[Start of Attachment]

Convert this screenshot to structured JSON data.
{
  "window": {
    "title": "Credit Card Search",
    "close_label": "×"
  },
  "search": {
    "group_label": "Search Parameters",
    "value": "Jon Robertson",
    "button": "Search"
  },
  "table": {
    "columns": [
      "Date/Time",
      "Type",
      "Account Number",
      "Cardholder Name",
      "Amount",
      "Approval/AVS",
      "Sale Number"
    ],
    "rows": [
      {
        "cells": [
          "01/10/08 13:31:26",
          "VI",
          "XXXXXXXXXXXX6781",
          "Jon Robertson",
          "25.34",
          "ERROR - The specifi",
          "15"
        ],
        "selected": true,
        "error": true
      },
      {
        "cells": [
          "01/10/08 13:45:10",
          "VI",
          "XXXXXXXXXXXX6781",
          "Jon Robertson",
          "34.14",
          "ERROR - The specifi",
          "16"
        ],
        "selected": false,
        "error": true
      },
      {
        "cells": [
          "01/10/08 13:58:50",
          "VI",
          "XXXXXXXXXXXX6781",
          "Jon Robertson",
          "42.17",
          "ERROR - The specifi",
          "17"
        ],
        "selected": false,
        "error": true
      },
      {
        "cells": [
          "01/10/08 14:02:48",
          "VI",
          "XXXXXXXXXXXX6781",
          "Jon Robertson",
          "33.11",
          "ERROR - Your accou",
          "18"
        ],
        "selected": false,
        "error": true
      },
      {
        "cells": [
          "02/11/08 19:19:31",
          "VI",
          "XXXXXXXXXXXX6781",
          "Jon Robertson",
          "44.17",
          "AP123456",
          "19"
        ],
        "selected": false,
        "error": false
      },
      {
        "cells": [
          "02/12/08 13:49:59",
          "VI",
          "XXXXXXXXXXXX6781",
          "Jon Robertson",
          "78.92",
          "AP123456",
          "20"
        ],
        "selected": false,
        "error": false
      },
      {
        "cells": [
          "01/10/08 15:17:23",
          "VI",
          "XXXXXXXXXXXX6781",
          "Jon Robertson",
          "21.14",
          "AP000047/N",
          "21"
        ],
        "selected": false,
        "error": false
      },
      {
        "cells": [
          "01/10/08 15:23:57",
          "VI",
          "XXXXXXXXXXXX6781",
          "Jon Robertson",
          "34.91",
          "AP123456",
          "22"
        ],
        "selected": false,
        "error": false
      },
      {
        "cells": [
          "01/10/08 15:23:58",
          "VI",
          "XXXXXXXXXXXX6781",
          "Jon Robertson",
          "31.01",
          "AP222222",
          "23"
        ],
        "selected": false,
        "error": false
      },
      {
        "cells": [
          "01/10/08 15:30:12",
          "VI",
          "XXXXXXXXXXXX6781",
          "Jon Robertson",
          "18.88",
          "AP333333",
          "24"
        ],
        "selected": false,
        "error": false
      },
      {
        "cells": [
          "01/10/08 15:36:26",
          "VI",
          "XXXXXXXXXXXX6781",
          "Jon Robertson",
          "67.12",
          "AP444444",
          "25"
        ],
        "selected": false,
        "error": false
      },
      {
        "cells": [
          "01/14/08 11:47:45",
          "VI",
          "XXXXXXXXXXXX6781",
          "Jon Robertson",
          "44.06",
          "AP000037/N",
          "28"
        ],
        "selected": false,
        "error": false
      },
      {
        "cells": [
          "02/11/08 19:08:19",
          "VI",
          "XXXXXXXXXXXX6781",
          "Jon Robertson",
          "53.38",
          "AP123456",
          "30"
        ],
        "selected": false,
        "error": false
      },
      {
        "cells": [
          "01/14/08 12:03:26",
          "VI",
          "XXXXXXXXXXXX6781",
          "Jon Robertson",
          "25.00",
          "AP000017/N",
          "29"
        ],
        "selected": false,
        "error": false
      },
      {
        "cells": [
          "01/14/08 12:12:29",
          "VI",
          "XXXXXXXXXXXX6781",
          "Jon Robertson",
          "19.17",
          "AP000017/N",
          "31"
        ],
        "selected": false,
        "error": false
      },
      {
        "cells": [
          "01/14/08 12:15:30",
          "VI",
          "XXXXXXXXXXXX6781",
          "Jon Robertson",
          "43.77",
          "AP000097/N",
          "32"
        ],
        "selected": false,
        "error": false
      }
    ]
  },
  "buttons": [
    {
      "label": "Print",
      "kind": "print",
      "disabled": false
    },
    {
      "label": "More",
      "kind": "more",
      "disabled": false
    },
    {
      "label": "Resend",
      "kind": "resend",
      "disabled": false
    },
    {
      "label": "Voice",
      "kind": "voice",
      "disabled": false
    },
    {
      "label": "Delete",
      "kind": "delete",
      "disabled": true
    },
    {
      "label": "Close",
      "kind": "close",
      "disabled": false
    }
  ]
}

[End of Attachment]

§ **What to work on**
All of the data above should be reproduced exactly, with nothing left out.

§ **Response**
Convert this screenshot to structured JSON data.
{
  "window": {
    "title": "Credit Card Search",
    "close_label": "×"
  },
  "search": {
    "group_label": "Search Parameters",
    "value": "Jon Robertson",
    "button": "Search"
  },
  "table": {
    "columns": [
      "Date/Time",
      "Type",
      "Account Number",
      "Cardholder Name",
      "Amount",
      "Approval/AVS",
      "Sale Number"
    ],
    "rows": [
      {
        "cells": [
          "01/10/08 13:31:26",
          "VI",
          "XXXXXXXXXXXX6781",
          "Jon Robertson",
          "25.34",
          "ERROR - The specifi",
          "15"
        ],
        "selected": true,
        "error": true
      },
      {
        "cells": [
          "01/10/08 13:45:10",
          "VI",
          "XXXXXXXXXXXX6781",
          "Jon Robertson",
          "34.14",
          "ERROR - The specifi",
          "16"
        ],
        "selected": false,
        "error": true
      },
      {
        "cells": [
          "01/10/08 13:58:50",
          "VI",
          "XXXXXXXXXXXX6781",
          "Jon Robertson",
          "42.17",
          "ERROR - The specifi",
          "17"
        ],
        "selected": false,
        "error": true
      },
      {
        "cells": [
          "01/10/08 14:02:48",
          "VI",
          "XXXXXXXXXXXX6781",
          "Jon Robertson",
          "33.11",
          "ERROR - Your accou",
          "18"
        ],
        "selected": false,
        "error": true
      },
      {
        "cells": [
          "02/11/08 19:19:31",
          "VI",
          "XXXXXXXXXXXX6781",
          "Jon Robertson",
          "44.17",
          "AP123456",
          "19"
        ],
        "selected": false,
        "error": false
      },
      {
        "cells": [
          "02/12/08 13:49:59",
          "VI",
          "XXXXXXXXXXXX6781",
          "Jon Robertson",
          "78.92",
          "AP123456",
          "20"
        ],
        "selected": false,
        "error": false
      },
      {
        "cells": [
          "01/10/08 15:17:23",
          "VI",
          "XXXXXXXXXXXX6781",
          "Jon Robertson",
          "21.14",
          "AP000047/N",
          "21"
        ],
        "selected": false,
        "error": false
      },
      {
        "cells": [
          "01/10/08 15:23:57",
          "VI",
          "XXXXXXXXXXXX6781",
          "Jon Robertson",
          "34.91",
          "AP123456",
          "22"
        ],
        "selected": false,
        "error": false
      },
      {
        "cells": [
          "01/10/08 15:23:58",
          "VI",
          "XXXXXXXXXXXX6781",
          "Jon Robertson",
          "31.01",
          "AP222222",
          "23"
        ],
        "selected": false,
        "error": false
      },
      {
        "cells": [
          "01/10/08 15:30:12",
          "VI",
          "XXXXXXXXXXXX6781",
          "Jon Robertson",
          "18.88",
          "AP333333",
          "24"
        ],
        "selected": false,
        "error": false
      },
      {
        "cells": [
          "01/10/08 15:36:26",
          "VI",
          "XXXXXXXXXXXX6781",
          "Jon Robertson",
          "67.12",
          "AP444444",
          "25"
        ],
        "selected": false,
        "error": false
      },
      {
        "cells": [
          "01/14/08 11:47:45",
          "VI",
          "XXXXXXXXXXXX6781",
          "Jon Robertson",
          "44.06",
          "AP000037/N",
          "28"
        ],
        "selected": false,
        "error": false
      },
      {
        "cells": [
          "02/11/08 19:08:19",
          "VI",
          "XXXXXXXXXXXX6781",
          "Jon Robertson",
          "53.38",
          "AP123456",
          "30"
        ],
        "selected": false,
        "error": false
      },
      {
        "cells": [
          "01/14/08 12:03:26",
          "VI",
          "XXXXXXXXXXXX6781",
          "Jon Robertson",
          "25.00",
          "AP000017/N",
          "29"
        ],
        "selected": false,
        "error": false
      },
      {
        "cells": [
          "01/14/08 12:12:29",
          "VI",
          "XXXXXXXXXXXX6781",
          "Jon Robertson",
          "19.17",
          "AP000017/N",
          "31"
        ],
        "selected": false,
        "error": false
      },
      {
        "cells": [
          "01/14/08 12:15:30",
          "VI",
          "XXXXXXXXXXXX6781",
          "Jon Robertson",
          "43.77",
          "AP000097/N",
          "32"
        ],
        "selected": false,
        "error": false
      }
    ]
  },
  "buttons": [
    {
      "label": "Print",
      "kind": "print",
      "disabled": false
    },
    {
      "label": "More",
      "kind": "more",
      "disabled": false
    },
    {
      "label": "Resend",
      "kind": "resend",
      "disabled": false
    },
    {
      "label": "Voice",
      "kind": "voice",
      "disabled": false
    },
    {
      "label": "Delete",
      "kind": "delete",
      "disabled": true
    },
    {
      "label": "Close",
      "kind": "close",
      "disabled": false
    }
  ]
}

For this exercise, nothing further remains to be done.